Students are required to write short weekly reflections on their tutoring experience as well as “learner profile and action plans” with information about their adult learner such as their English proficiency level, prior educational experiences, and potential challenges with learning English. Students bring different skills to the process depending on their major, which include linguistics, global studies, Latin, business, and communications sciences and disorders, among others.
Students say they find the background information and theory helpful, but describe the Thursday night tutoring sessions as transformative. “It’s a great class for becoming more accepting of other cultures,” says senior Heather Aube. “It gives you a real sense of accomplishment. I’ve also become really close with the other students in the class.”
Laughing, learning and love on the way to citizenship
Although most students reported feeling some initial anxiety about tutoring someone old enough to be their grandparent, it’s not detectable based on a typical Thursday night at the O’Brien Center. The atmosphere is loose and filled with humor as students and their mentees sit around connecting tables listening to McGann give instructions at the front of the room. “I thought it might be difficult at first, but we’ve been able to get to know each other really well,” says junior Audrey Currier. “Just knowing that I’m part of the process is so gratifying.”
McGann, who designed the course and volunteers dozens of hours each week, starts by briefly talking about a topic such as basic rights of Americans, voting, taxes, U.S. history, registering for the selective service, and other questions that might be on the U.S. citizenship test. He then has students and their new American counterparts study the topic in a corresponding manual. McGann uses what he calls “question words” when he speaks to familiarize new Americans in the class with words that appear on the written test and corresponding oral section.
McGann is energetic and has a sense of humor that keeps the evening light, but he’s dead serious about making sure every person in his class passes the test. “It costs $700 to take the test, and that’s a lot of money for many of the people in this class, so we want to give them the best chance possible to pass,” says McGann, who has never had a student fail the test. “Some people try to memorize the questions and answers, but we place a high priority on practicing English. It’s not an easy test. Most Americans wouldn’t pass it without studying.”
Members of the class appear excited to hear that when they become a U.S. citizen they could run for public office. “You could become the mayor of Burlington, Saran!” shouts McGann as members of the class yell out words of encouragement for his candidacy. They laugh as Chhetri raises his hands in the air before shyly covering a huge smile with them.

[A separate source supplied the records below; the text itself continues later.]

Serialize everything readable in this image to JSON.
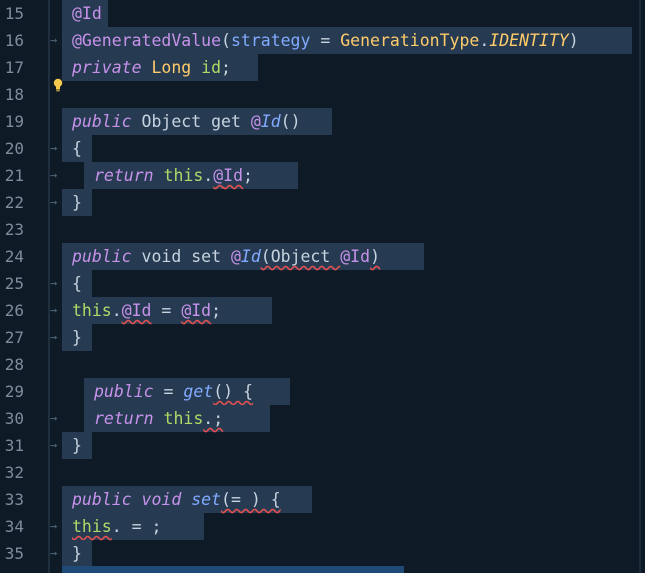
{
  "lines": [
    {
      "n": "15",
      "segs": [
        [
          "ann",
          "@Id"
        ]
      ]
    },
    {
      "n": "16",
      "segs": [
        [
          "ann",
          "@GeneratedValue"
        ],
        [
          "plain",
          "("
        ],
        [
          "param",
          "strategy"
        ],
        [
          "plain",
          " = "
        ],
        [
          "ty",
          "GenerationType"
        ],
        [
          "plain",
          "."
        ],
        [
          "en",
          "IDENTITY"
        ],
        [
          "plain",
          ")"
        ]
      ]
    },
    {
      "n": "17",
      "segs": [
        [
          "kw",
          "private"
        ],
        [
          "plain",
          " "
        ],
        [
          "ty",
          "Long"
        ],
        [
          "plain",
          " "
        ],
        [
          "id",
          "id"
        ],
        [
          "plain",
          ";"
        ]
      ]
    },
    {
      "n": "18",
      "segs": []
    },
    {
      "n": "19",
      "segs": [
        [
          "kw",
          "public"
        ],
        [
          "plain",
          " Object get "
        ],
        [
          "ann",
          "@"
        ],
        [
          "fn",
          "Id"
        ],
        [
          "plain",
          "()"
        ]
      ]
    },
    {
      "n": "20",
      "segs": [
        [
          "plain",
          "{"
        ]
      ]
    },
    {
      "n": "21",
      "segs": [
        [
          "kw",
          "return"
        ],
        [
          "plain",
          " "
        ],
        [
          "id",
          "this"
        ],
        [
          "plain",
          "."
        ],
        [
          "ann",
          "@"
        ],
        [
          "ann",
          "Id"
        ],
        [
          "plain",
          ";"
        ]
      ]
    },
    {
      "n": "22",
      "segs": [
        [
          "plain",
          "}"
        ]
      ]
    },
    {
      "n": "23",
      "segs": []
    },
    {
      "n": "24",
      "segs": [
        [
          "kw",
          "public"
        ],
        [
          "plain",
          " void set "
        ],
        [
          "ann",
          "@"
        ],
        [
          "fn",
          "Id"
        ],
        [
          "plain",
          "(Object "
        ],
        [
          "ann",
          "@Id"
        ],
        [
          "plain",
          ")"
        ]
      ]
    },
    {
      "n": "25",
      "segs": [
        [
          "plain",
          "{"
        ]
      ]
    },
    {
      "n": "26",
      "segs": [
        [
          "id",
          "this"
        ],
        [
          "plain",
          "."
        ],
        [
          "ann",
          "@Id"
        ],
        [
          "plain",
          " = "
        ],
        [
          "ann",
          "@Id"
        ],
        [
          "plain",
          ";"
        ]
      ]
    },
    {
      "n": "27",
      "segs": [
        [
          "plain",
          "}"
        ]
      ]
    },
    {
      "n": "28",
      "segs": []
    },
    {
      "n": "29",
      "segs": [
        [
          "kw",
          "public"
        ],
        [
          "plain",
          " = "
        ],
        [
          "fn",
          "get"
        ],
        [
          "plain",
          "() {"
        ]
      ]
    },
    {
      "n": "30",
      "segs": [
        [
          "kw",
          "return"
        ],
        [
          "plain",
          " "
        ],
        [
          "id",
          "this"
        ],
        [
          "plain",
          ".;"
        ]
      ]
    },
    {
      "n": "31",
      "segs": [
        [
          "plain",
          "}"
        ]
      ]
    },
    {
      "n": "32",
      "segs": []
    },
    {
      "n": "33",
      "segs": [
        [
          "kw",
          "public"
        ],
        [
          "plain",
          " "
        ],
        [
          "kw",
          "void"
        ],
        [
          "plain",
          " "
        ],
        [
          "fn",
          "set"
        ],
        [
          "plain",
          "(= ) {"
        ]
      ]
    },
    {
      "n": "34",
      "segs": [
        [
          "id",
          "this"
        ],
        [
          "plain",
          ". = ;"
        ]
      ]
    },
    {
      "n": "35",
      "segs": [
        [
          "plain",
          "}"
        ]
      ]
    }
  ],
  "colors": {
    "background": "#0e1a26",
    "selection": "#263b52",
    "keyword": "#c792ea",
    "type": "#ffcb6b",
    "function": "#82aaff",
    "identifier": "#addb67",
    "error_squiggle": "#e05050"
  },
  "icons": {
    "hint": "lightbulb-icon",
    "indent_guide": "tab-arrow-icon"
  }
}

A few seats away, Ayat Ding of South Sudan rocks her five-month old baby, Malual, as she responds to a question asked by UVM linguistics major Abigail Harris. “Yes, 18 years old to vote,” says Ding with a sense of accomplishment.
“They are older and have a lot more experience than us, so you have to respect them, but they respect us as well,” said Emma Hoffman. “You get really excited when they learn something; you feel really proud of it.”
Chhetri, who has lived in the U.S. for the four years and nine months required to take the test, refers to Venezia as “Mr. Professor” or “teacher” out of respect, despite Venezia’s efforts to have him use his first name. The two are clearly fond of each and have managed to overcome a somewhat significant language barrier. Chhetri says Venezia is a “good teacher” and “very helpful” and “a friend.”
“I’ll never forget this experience,” says Venezia. “I hope we always stay in touch.”